Could you give the records below again exactly as they stand?
---------- RECORD SET ----------
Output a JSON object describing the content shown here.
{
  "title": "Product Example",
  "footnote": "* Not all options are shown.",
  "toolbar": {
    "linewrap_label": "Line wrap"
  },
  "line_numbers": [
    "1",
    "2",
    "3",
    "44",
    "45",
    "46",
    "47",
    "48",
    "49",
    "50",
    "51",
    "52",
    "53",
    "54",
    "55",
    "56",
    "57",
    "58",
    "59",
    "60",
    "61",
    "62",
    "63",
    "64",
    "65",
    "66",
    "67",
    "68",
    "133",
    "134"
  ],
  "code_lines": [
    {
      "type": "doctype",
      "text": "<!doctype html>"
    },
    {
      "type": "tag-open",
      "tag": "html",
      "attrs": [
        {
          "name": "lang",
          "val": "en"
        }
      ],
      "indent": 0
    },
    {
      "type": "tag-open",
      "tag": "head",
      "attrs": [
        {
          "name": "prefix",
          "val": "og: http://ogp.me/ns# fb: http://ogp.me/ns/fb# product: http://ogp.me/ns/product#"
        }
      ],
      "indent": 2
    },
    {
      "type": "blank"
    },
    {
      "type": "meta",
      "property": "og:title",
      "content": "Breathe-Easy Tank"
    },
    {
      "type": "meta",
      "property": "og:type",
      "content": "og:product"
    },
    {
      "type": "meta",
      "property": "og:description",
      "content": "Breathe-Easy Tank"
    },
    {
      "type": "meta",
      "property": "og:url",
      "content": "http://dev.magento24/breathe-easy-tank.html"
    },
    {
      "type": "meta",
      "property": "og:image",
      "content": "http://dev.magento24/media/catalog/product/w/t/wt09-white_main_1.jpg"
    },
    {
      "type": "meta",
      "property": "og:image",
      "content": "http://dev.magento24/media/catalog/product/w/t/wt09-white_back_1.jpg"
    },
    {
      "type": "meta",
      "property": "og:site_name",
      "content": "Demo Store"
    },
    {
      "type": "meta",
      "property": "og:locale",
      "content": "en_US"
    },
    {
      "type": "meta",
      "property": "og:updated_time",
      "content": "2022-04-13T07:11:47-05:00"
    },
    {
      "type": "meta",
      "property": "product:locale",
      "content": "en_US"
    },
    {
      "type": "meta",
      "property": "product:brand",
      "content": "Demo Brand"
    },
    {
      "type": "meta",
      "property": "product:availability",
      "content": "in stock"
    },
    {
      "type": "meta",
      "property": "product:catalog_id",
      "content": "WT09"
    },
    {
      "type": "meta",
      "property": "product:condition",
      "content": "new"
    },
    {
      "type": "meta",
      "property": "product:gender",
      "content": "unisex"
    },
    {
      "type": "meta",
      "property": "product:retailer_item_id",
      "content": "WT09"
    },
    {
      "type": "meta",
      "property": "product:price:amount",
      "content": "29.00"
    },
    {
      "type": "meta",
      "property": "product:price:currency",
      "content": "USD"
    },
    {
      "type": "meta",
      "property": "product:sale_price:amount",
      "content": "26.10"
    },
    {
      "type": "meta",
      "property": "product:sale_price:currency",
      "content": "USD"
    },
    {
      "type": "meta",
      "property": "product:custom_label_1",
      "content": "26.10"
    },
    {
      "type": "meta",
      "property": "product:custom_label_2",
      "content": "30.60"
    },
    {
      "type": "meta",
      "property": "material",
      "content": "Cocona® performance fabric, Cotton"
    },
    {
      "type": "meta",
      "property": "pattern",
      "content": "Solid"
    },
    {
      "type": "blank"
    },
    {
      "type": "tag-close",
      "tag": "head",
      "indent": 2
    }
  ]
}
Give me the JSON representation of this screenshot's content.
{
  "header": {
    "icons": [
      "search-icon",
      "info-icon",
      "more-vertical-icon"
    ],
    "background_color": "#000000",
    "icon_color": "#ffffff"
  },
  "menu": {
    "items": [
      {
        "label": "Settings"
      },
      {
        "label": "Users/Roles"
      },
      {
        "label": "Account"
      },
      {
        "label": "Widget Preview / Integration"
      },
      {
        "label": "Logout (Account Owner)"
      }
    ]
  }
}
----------
**COMPLETED TASK:**
Output a JSON object describing the content shown here.
{
  "title": "Product Example",
  "footnote": "* Not all options are shown.",
  "toolbar": {
    "linewrap_label": "Line wrap"
  },
  "line_numbers": [
    "1",
    "2",
    "3",
    "44",
    "45",
    "46",
    "47",
    "48",
    "49",
    "50",
    "51",
    "52",
    "53",
    "54",
    "55",
    "56",
    "57",
    "58",
    "59",
    "60",
    "61",
    "62",
    "63",
    "64",
    "65",
    "66",
    "67",
    "68",
    "133",
    "134"
  ],
  "code_lines": [
    {
      "type": "doctype",
      "text": "<!doctype html>"
    },
    {
      "type": "tag-open",
      "tag": "html",
      "attrs": [
        {
          "name": "lang",
          "val": "en"
        }
      ],
      "indent": 0
    },
    {
      "type": "tag-open",
      "tag": "head",
      "attrs": [
        {
          "name": "prefix",
          "val": "og: http://ogp.me/ns# fb: http://ogp.me/ns/fb# product: http://ogp.me/ns/product#"
        }
      ],
      "indent": 2
    },
    {
      "type": "blank"
    },
    {
      "type": "meta",
      "property": "og:title",
      "content": "Breathe-Easy Tank"
    },
    {
      "type": "meta",
      "property": "og:type",
      "content": "og:product"
    },
    {
      "type": "meta",
      "property": "og:description",
      "content": "Breathe-Easy Tank"
    },
    {
      "type": "meta",
      "property": "og:url",
      "content": "http://dev.magento24/breathe-easy-tank.html"
    },
    {
      "type": "meta",
      "property": "og:image",
      "content": "http://dev.magento24/media/catalog/product/w/t/wt09-white_main_1.jpg"
    },
    {
      "type": "meta",
      "property": "og:image",
      "content": "http://dev.magento24/media/catalog/product/w/t/wt09-white_back_1.jpg"
    },
    {
      "type": "meta",
      "property": "og:site_name",
      "content": "Demo Store"
    },
    {
      "type": "meta",
      "property": "og:locale",
      "content": "en_US"
    },
    {
      "type": "meta",
      "property": "og:updated_time",
      "content": "2022-04-13T07:11:47-05:00"
    },
    {
      "type": "meta",
      "property": "product:locale",
      "content": "en_US"
    },
    {
      "type": "meta",
      "property": "product:brand",
      "content": "Demo Brand"
    },
    {
      "type": "meta",
      "property": "product:availability",
      "content": "in stock"
    },
    {
      "type": "meta",
      "property": "product:catalog_id",
      "content": "WT09"
    },
    {
      "type": "meta",
      "property": "product:condition",
      "content": "new"
    },
    {
      "type": "meta",
      "property": "product:gender",
      "content": "unisex"
    },
    {
      "type": "meta",
      "property": "product:retailer_item_id",
      "content": "WT09"
    },
    {
      "type": "meta",
      "property": "product:price:amount",
      "content": "29.00"
    },
    {
      "type": "meta",
      "property": "product:price:currency",
      "content": "USD"
    },
    {
      "type": "meta",
      "property": "product:sale_price:amount",
      "content": "26.10"
    },
    {
      "type": "meta",
      "property": "product:sale_price:currency",
      "content": "USD"
    },
    {
      "type": "meta",
      "property": "product:custom_label_1",
      "content": "26.10"
    },
    {
      "type": "meta",
      "property": "product:custom_label_2",
      "content": "30.60"
    },
    {
      "type": "meta",
      "property": "material",
      "content": "Cocona® performance fabric, Cotton"
    },
    {
      "type": "meta",
      "property": "pattern",
      "content": "Solid"
    },
    {
      "type": "blank"
    },
    {
      "type": "tag-close",
      "tag": "head",
      "indent": 2
    }
  ]
}
Give me the JSON representation of this screenshot's content.
{
  "header": {
    "icons": [
      "search-icon",
      "info-icon",
      "more-vertical-icon"
    ],
    "background_color": "#000000",
    "icon_color": "#ffffff"
  },
  "menu": {
    "items": [
      {
        "label": "Settings"
      },
      {
        "label": "Users/Roles"
      },
      {
        "label": "Account"
      },
      {
        "label": "Widget Preview / Integration"
      },
      {
        "label": "Logout (Account Owner)"
      }
    ]
  }
}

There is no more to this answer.